The Federal Capital Territory Administration (FCTA) on Monday raised alarm over breakout of diphtheria disease in parts of the Territory.
Director, FCT Public Health Department, Dr. Sadiq Abdulrahman, while breaking news of the outbreak in a press briefing on Monday, added that the bacteria disease has already claimed the life of a four-year old boy.
According to him, samples taken from eight suspected cases in Tungan-Wakili community in Dei-dei, suburb of Abuja, returned with one positive case, while one life was sadly lost even before the results came back.
He further explained: “Two weeks ago, we got information from a community within the FCT of about eight suspected cases which triggered our team to pick some samples which were taken to the National Reference Laboratory, Gaduwa and the NCDC. As at Friday afternoon, the results came out. Out of the eight suspected cases, one came out positive”.
“Precisely in January this year, a national alert was sent out on the outbreak of Diptheria in about three states, Lagos, Kano and Ondo respectively,” said.

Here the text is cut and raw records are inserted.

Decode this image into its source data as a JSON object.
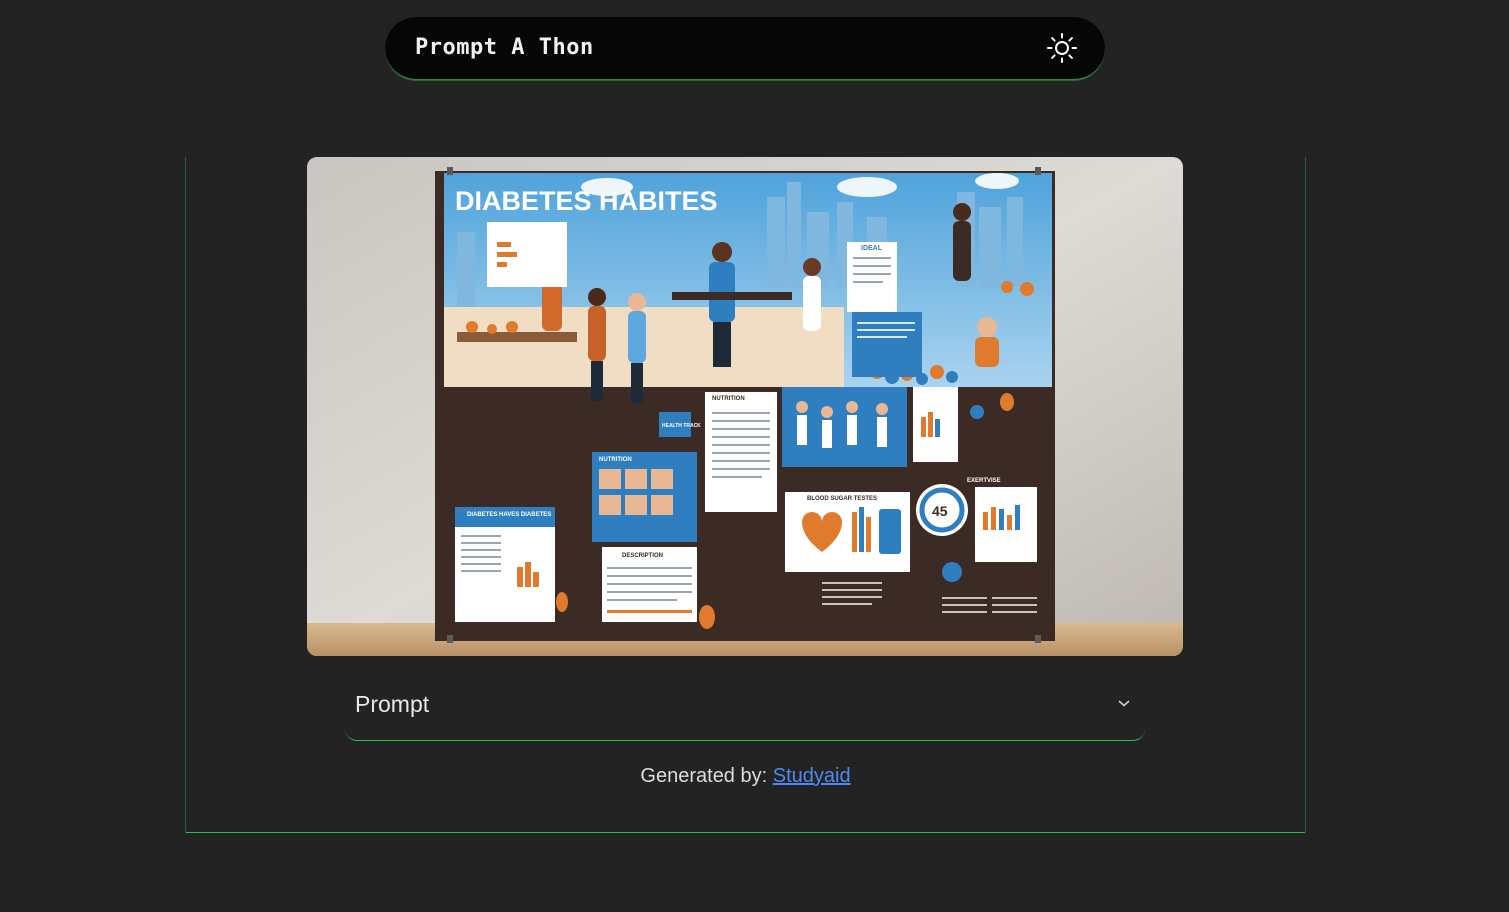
{
  "header": {
    "brand": "Prompt A Thon",
    "theme_toggle_icon": "sun-icon"
  },
  "poster": {
    "title": "DIABETES HABITES",
    "labels": {
      "ideal": "IDEAL",
      "health_track": "HEALTH TRACK",
      "nutrition": "NUTRITION",
      "diabetes_have": "DIABETES HAVES DIABETES",
      "blood_sugar": "BLOOD SUGAR TESTES",
      "exercise": "EXERTVISE",
      "nutrition_panel": "NUTRITION",
      "gauge_value": "45",
      "description": "DESCRIPTION"
    }
  },
  "accordion": {
    "label": "Prompt",
    "icon": "chevron-down-icon"
  },
  "credit": {
    "prefix": "Generated by: ",
    "link_text": "Studyaid"
  },
  "colors": {
    "background": "#232323",
    "accent_green": "#2ebd4a",
    "link_blue": "#4c8bf5",
    "poster_blue": "#2f7fc0",
    "poster_orange": "#e07a2c",
    "poster_dark": "#3a2a22"
  }
}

“That triggered a national response and the NCDC which is the flagship of disease outbreak and response in the country, sent out a letter to all the States the FCT”, he added.
Abdulrahman also explained that Diptheria is a bacteria targets upper respiratory system, and it is transmitted from person to person through coughing and touching of contaminated objects, like car handles, and doors, among others.
He stated that the disease is characterized by common symptoms such as fever, running nose, swollen of legs, coughing and bullneck, which can choke and kill.
The Director remarked that the FCT Administration has made vaccines available at over 400 centres in its primary, secondary and tertiary health facilities across the Territory.
On his part, Executive Secretary, FCT Primary Health Care, Dr. Yahaya Isah Vatsa, disclosed that people most vulnerable to Diptheria were those who did not get required vaccination.
Vatsa listed more symptoms of the disease, including sore throat, red eyes and difficulty in breathing.
“Diphtheria spreads easily between people through direct contact with infected people, droplets from coughing or sneezing and contact with contaminated clothing and objects, thereby underscoring the importance of hygiene and environmental sanitation in the prevention,” Vatsa reiterated.
“To reduce the risk of contracting the disease, FCT residents are hereby advised to ensure that their children are fully vaccinated with three (3) doses of the pentavalent vaccine as recommended in the National Childhood Immunization schedule,” he said.
“The FCTA through the Primary Health Care Board has concluded plans to revaccinate all children 14 years and below in the affected community with the appropriate vaccines, irrespective of their previous vaccination status,” he revealed.
“Individuals with any of the signs and symptoms suggestive of diphtheria should isolate themselves and notify the FCT Disease Surveillance Notification Officer (DSNO), and/or the Emergency Operation Center (EOC) through our FCT Call Center toll-free lines,” he maintained.
“Close contacts with the confirmed case of diphtheria are being closely monitored with prophylactic antibiotics”, he explained.
Vatsa also stated that symptoms of Diptheria were similar to those of COVID-19, even as he stressed: “Emphasis is that people should go for vaccination” and advised: “Go back to personal hygiene”, including frequent washing of hands, among others.